Wednesday, 3 July 2013



Louisiana, Museum of Modern Art, Copenhagen. It's located on the shore of the Oresund Sound in Humlebraed, 35 km north of Copenhagen.

One of the best galleries I have ever been to, and after Christiania the best day out we had in Copenhagen. The museum has an extensive permanent collection of modern and contemporary art, as well as a programme of special exhibitions.

The whole complex is so interesting and beautifully conceptualised that I have decided to do a post on the museum itself as it is such a successful synthesis of art, architecture and landscape.

A 19th century villa was transformed into a Modernist oasis, a series of low-slung pavilions forming a circle around a sculpture park which is made up by a plateau and a sloping terrain towards the sea.
The museum was created in 1958 by Knud W. Jensen, the owner at the time, who contacted architects Vilhelm Wohlert and Jorgen Bo who spent a few months walking around the property before deciding how a new construction would best fit into the landscape. This study resulted in the first version of the museum consisting of three buildings connected by glass corridors. Since then it has been extended several times until it reached its present circular shape in 1991.

Unlike traditional museums whose sole function was the exhibiting of works of art, Louisiana is a new type of museum. Frank Lloyd Wright's Guggenheim in New York or Mies van der Rohe's Neue Nationalgalerie in Berlin, show an indifference towards the museum's primary function, instead presenting the museum as a communal space in society where priority is given to dramatic exterior and interior design rather than the practical requirements of a museum. The first sections of Louisiana were not ideal exhibition spaces, but ideal spaces - it was the architecture that set the pace, and the exhibits served to highlight the spatial and scenic qualities of this unusual setting. The museum provides the framework for a day out and for the surrounding landscape, and the exhibits are part of this framework rather than being defined by it. The latter sections of Louisiana have attempted to combine the two functions of the museum, quite successfully, I think.

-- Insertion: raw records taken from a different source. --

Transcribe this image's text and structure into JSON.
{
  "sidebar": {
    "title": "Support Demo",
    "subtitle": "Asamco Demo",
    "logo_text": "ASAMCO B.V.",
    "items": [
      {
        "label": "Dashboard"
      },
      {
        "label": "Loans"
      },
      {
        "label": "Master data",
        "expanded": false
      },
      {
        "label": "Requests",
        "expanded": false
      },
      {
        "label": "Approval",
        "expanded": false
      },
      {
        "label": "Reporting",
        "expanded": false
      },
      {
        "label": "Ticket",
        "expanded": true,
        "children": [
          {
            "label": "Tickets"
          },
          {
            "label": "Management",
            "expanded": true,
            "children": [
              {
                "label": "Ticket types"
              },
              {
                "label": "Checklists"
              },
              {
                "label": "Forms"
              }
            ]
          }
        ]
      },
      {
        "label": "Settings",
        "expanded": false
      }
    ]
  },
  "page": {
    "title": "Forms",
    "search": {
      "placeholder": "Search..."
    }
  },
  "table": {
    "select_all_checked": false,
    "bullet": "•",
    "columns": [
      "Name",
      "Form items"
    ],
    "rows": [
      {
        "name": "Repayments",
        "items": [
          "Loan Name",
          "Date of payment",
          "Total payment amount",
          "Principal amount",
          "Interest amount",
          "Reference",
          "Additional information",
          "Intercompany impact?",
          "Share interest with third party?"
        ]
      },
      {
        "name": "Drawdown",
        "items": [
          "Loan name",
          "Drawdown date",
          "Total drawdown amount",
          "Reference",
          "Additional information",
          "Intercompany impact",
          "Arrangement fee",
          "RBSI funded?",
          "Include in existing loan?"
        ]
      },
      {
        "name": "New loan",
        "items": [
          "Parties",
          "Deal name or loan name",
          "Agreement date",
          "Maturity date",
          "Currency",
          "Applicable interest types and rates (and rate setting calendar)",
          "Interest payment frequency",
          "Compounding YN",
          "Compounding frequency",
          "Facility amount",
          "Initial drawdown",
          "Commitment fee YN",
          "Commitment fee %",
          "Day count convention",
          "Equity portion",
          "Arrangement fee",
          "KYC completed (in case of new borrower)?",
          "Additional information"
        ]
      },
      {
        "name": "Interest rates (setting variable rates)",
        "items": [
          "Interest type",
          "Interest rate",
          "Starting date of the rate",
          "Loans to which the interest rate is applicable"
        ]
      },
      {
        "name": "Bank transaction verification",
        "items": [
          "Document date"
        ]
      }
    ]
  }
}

The park is dominated by huge, ancient specimen trees and sweeping vistas of the sea. The long, narrow corridors have glass on both sides so that there is a continuous connection between outside and inside.

The entrance, which is through the 19th century villa leads straight on to one of the new wings and the shop.

On leaving the shop one is straight in the sculpture garden with views of the sea.

The villa and one section of the new glass extension where the shop is

the slope that leads down to the sea
a different way of getting to the sea with Richard Serra's The Gate to the Gorge

the bridge over the gorge

huge trees, Yoko Ono's Wish Tree and the narrow glass passageway between the West and North wings

such lush surroundings

the glass corridor I mentioned earlier


looking out

looking out

looking out from the Giacometti room into the lake garden

looking closer

these glass corridors are really fantastic

such a close connection between the outside and the inside

and everywhere you look, there are sculptures

a small pond

and now we are outside, having just come down these steps

to the lake garden

so lush

and beautiful

and so peaceful - Louisiana was packed when we visited, but the lake garden was very quiet, we had it all to ourselves

Ken going down the slide - a shortcut.

The pond seen from the outside

up on the hill between the East and South wings

looking down at the sea

and Sweden in the distance

Having walked around the grounds and seen the permanent exhibitions, we went to the cafe for lunch

with views such as this, it's a perfect marriage of art, architecture and landscape

as well as the sea. It was a gorgeous, warm day, but we were amazed to see people swimming as we assumed that the sea would still be quite cold.

After we finished our lunch we went to see the Half-a-Wind Show by Yoko Ono, and then the amazing creations of Tara Donovan - the two temporary exhibitions that were on.

Source: Communicating Culture, Merete Ahnfeldt-Mollerup.


  1. Wonderful isn't it? I knew you'd love it.

    1. It's a beautiful place indeed.

  2. This looks completely stunning. I think it would make my perfect house. :-)

    1. That's exactly it, Callum. That's what I want and dream of: a glass box to live in.